__DIRECTIONS FOR THIS TASK__
Each entry needs to be reproduced exactly, with none left out.

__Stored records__
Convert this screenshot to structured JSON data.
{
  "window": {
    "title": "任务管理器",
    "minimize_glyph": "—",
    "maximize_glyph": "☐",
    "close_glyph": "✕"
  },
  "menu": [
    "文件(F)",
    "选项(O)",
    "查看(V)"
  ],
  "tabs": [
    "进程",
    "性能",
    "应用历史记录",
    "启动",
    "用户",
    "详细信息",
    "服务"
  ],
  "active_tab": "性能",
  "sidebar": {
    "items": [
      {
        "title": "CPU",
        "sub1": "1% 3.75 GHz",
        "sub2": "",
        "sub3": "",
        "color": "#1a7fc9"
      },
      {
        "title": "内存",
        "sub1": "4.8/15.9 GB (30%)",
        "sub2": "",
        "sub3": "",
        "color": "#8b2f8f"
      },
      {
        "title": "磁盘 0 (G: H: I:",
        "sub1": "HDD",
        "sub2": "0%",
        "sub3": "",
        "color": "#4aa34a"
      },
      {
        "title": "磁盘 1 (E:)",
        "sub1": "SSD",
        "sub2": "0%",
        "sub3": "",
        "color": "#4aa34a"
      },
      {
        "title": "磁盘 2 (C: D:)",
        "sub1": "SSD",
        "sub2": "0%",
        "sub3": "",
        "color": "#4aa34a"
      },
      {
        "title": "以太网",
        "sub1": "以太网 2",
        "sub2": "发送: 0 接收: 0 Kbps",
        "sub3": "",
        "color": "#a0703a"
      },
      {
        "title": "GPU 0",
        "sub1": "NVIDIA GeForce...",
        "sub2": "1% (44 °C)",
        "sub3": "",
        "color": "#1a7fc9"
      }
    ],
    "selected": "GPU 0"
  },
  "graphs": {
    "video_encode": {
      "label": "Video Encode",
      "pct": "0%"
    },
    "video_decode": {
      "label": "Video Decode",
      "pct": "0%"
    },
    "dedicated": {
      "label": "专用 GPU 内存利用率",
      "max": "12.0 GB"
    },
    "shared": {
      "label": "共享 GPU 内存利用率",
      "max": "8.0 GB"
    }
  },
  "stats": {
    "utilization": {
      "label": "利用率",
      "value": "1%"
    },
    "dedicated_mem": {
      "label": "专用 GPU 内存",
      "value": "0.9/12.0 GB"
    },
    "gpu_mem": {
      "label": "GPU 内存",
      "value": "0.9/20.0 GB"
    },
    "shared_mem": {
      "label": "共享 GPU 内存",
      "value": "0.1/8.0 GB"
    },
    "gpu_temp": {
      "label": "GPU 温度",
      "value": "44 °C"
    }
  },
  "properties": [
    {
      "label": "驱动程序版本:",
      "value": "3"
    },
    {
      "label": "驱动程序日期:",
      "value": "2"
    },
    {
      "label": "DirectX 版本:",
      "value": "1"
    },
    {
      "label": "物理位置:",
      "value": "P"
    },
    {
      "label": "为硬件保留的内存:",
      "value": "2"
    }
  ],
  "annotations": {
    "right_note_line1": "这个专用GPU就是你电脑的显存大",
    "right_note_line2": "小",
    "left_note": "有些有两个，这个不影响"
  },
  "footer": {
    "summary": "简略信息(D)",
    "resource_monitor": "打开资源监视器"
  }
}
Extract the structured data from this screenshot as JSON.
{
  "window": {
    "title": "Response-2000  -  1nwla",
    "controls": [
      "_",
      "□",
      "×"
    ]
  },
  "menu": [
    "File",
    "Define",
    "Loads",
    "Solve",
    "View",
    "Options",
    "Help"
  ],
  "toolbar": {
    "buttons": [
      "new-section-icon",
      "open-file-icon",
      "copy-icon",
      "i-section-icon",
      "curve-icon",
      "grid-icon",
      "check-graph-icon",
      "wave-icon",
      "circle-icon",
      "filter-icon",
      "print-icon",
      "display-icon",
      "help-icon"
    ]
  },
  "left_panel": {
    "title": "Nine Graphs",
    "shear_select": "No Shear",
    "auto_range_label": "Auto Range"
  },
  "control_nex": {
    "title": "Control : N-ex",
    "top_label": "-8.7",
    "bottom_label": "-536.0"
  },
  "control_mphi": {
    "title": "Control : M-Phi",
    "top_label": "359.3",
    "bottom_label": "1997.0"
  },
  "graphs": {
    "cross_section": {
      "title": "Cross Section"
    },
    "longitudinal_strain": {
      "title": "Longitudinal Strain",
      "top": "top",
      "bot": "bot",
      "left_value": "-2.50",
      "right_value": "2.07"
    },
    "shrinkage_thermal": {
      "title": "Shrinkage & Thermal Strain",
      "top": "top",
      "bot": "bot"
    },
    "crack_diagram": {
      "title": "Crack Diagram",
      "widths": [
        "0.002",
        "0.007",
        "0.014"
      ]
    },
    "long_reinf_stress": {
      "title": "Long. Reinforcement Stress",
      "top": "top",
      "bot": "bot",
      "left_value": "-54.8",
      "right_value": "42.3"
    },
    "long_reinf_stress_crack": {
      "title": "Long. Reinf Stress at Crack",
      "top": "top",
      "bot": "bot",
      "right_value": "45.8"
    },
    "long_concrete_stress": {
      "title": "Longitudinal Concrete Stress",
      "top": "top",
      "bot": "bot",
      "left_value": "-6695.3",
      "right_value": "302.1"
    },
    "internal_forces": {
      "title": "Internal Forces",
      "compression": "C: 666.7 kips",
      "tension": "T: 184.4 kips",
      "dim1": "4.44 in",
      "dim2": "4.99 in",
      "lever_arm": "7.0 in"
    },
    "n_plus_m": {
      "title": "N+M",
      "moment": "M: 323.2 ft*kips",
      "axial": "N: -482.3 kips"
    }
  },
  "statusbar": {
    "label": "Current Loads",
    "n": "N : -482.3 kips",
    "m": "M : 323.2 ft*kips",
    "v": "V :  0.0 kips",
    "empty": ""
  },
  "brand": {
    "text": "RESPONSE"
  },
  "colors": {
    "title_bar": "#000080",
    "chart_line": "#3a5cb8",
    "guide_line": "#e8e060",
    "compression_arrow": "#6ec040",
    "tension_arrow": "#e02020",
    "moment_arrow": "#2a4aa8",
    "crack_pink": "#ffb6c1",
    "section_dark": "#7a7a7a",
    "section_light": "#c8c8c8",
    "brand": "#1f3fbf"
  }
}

__ANSWER BELOW__
Convert this screenshot to structured JSON data.
{
  "window": {
    "title": "任务管理器",
    "minimize_glyph": "—",
    "maximize_glyph": "☐",
    "close_glyph": "✕"
  },
  "menu": [
    "文件(F)",
    "选项(O)",
    "查看(V)"
  ],
  "tabs": [
    "进程",
    "性能",
    "应用历史记录",
    "启动",
    "用户",
    "详细信息",
    "服务"
  ],
  "active_tab": "性能",
  "sidebar": {
    "items": [
      {
        "title": "CPU",
        "sub1": "1% 3.75 GHz",
        "sub2": "",
        "sub3": "",
        "color": "#1a7fc9"
      },
      {
        "title": "内存",
        "sub1": "4.8/15.9 GB (30%)",
        "sub2": "",
        "sub3": "",
        "color": "#8b2f8f"
      },
      {
        "title": "磁盘 0 (G: H: I:",
        "sub1": "HDD",
        "sub2": "0%",
        "sub3": "",
        "color": "#4aa34a"
      },
      {
        "title": "磁盘 1 (E:)",
        "sub1": "SSD",
        "sub2": "0%",
        "sub3": "",
        "color": "#4aa34a"
      },
      {
        "title": "磁盘 2 (C: D:)",
        "sub1": "SSD",
        "sub2": "0%",
        "sub3": "",
        "color": "#4aa34a"
      },
      {
        "title": "以太网",
        "sub1": "以太网 2",
        "sub2": "发送: 0 接收: 0 Kbps",
        "sub3": "",
        "color": "#a0703a"
      },
      {
        "title": "GPU 0",
        "sub1": "NVIDIA GeForce...",
        "sub2": "1% (44 °C)",
        "sub3": "",
        "color": "#1a7fc9"
      }
    ],
    "selected": "GPU 0"
  },
  "graphs": {
    "video_encode": {
      "label": "Video Encode",
      "pct": "0%"
    },
    "video_decode": {
      "label": "Video Decode",
      "pct": "0%"
    },
    "dedicated": {
      "label": "专用 GPU 内存利用率",
      "max": "12.0 GB"
    },
    "shared": {
      "label": "共享 GPU 内存利用率",
      "max": "8.0 GB"
    }
  },
  "stats": {
    "utilization": {
      "label": "利用率",
      "value": "1%"
    },
    "dedicated_mem": {
      "label": "专用 GPU 内存",
      "value": "0.9/12.0 GB"
    },
    "gpu_mem": {
      "label": "GPU 内存",
      "value": "0.9/20.0 GB"
    },
    "shared_mem": {
      "label": "共享 GPU 内存",
      "value": "0.1/8.0 GB"
    },
    "gpu_temp": {
      "label": "GPU 温度",
      "value": "44 °C"
    }
  },
  "properties": [
    {
      "label": "驱动程序版本:",
      "value": "3"
    },
    {
      "label": "驱动程序日期:",
      "value": "2"
    },
    {
      "label": "DirectX 版本:",
      "value": "1"
    },
    {
      "label": "物理位置:",
      "value": "P"
    },
    {
      "label": "为硬件保留的内存:",
      "value": "2"
    }
  ],
  "annotations": {
    "right_note_line1": "这个专用GPU就是你电脑的显存大",
    "right_note_line2": "小",
    "left_note": "有些有两个，这个不影响"
  },
  "footer": {
    "summary": "简略信息(D)",
    "resource_monitor": "打开资源监视器"
  }
}
Extract the structured data from this screenshot as JSON.
{
  "window": {
    "title": "Response-2000  -  1nwla",
    "controls": [
      "_",
      "□",
      "×"
    ]
  },
  "menu": [
    "File",
    "Define",
    "Loads",
    "Solve",
    "View",
    "Options",
    "Help"
  ],
  "toolbar": {
    "buttons": [
      "new-section-icon",
      "open-file-icon",
      "copy-icon",
      "i-section-icon",
      "curve-icon",
      "grid-icon",
      "check-graph-icon",
      "wave-icon",
      "circle-icon",
      "filter-icon",
      "print-icon",
      "display-icon",
      "help-icon"
    ]
  },
  "left_panel": {
    "title": "Nine Graphs",
    "shear_select": "No Shear",
    "auto_range_label": "Auto Range"
  },
  "control_nex": {
    "title": "Control : N-ex",
    "top_label": "-8.7",
    "bottom_label": "-536.0"
  },
  "control_mphi": {
    "title": "Control : M-Phi",
    "top_label": "359.3",
    "bottom_label": "1997.0"
  },
  "graphs": {
    "cross_section": {
      "title": "Cross Section"
    },
    "longitudinal_strain": {
      "title": "Longitudinal Strain",
      "top": "top",
      "bot": "bot",
      "left_value": "-2.50",
      "right_value": "2.07"
    },
    "shrinkage_thermal": {
      "title": "Shrinkage & Thermal Strain",
      "top": "top",
      "bot": "bot"
    },
    "crack_diagram": {
      "title": "Crack Diagram",
      "widths": [
        "0.002",
        "0.007",
        "0.014"
      ]
    },
    "long_reinf_stress": {
      "title": "Long. Reinforcement Stress",
      "top": "top",
      "bot": "bot",
      "left_value": "-54.8",
      "right_value": "42.3"
    },
    "long_reinf_stress_crack": {
      "title": "Long. Reinf Stress at Crack",
      "top": "top",
      "bot": "bot",
      "right_value": "45.8"
    },
    "long_concrete_stress": {
      "title": "Longitudinal Concrete Stress",
      "top": "top",
      "bot": "bot",
      "left_value": "-6695.3",
      "right_value": "302.1"
    },
    "internal_forces": {
      "title": "Internal Forces",
      "compression": "C: 666.7 kips",
      "tension": "T: 184.4 kips",
      "dim1": "4.44 in",
      "dim2": "4.99 in",
      "lever_arm": "7.0 in"
    },
    "n_plus_m": {
      "title": "N+M",
      "moment": "M: 323.2 ft*kips",
      "axial": "N: -482.3 kips"
    }
  },
  "statusbar": {
    "label": "Current Loads",
    "n": "N : -482.3 kips",
    "m": "M : 323.2 ft*kips",
    "v": "V :  0.0 kips",
    "empty": ""
  },
  "brand": {
    "text": "RESPONSE"
  },
  "colors": {
    "title_bar": "#000080",
    "chart_line": "#3a5cb8",
    "guide_line": "#e8e060",
    "compression_arrow": "#6ec040",
    "tension_arrow": "#e02020",
    "moment_arrow": "#2a4aa8",
    "crack_pink": "#ffb6c1",
    "section_dark": "#7a7a7a",
    "section_light": "#c8c8c8",
    "brand": "#1f3fbf"
  }
}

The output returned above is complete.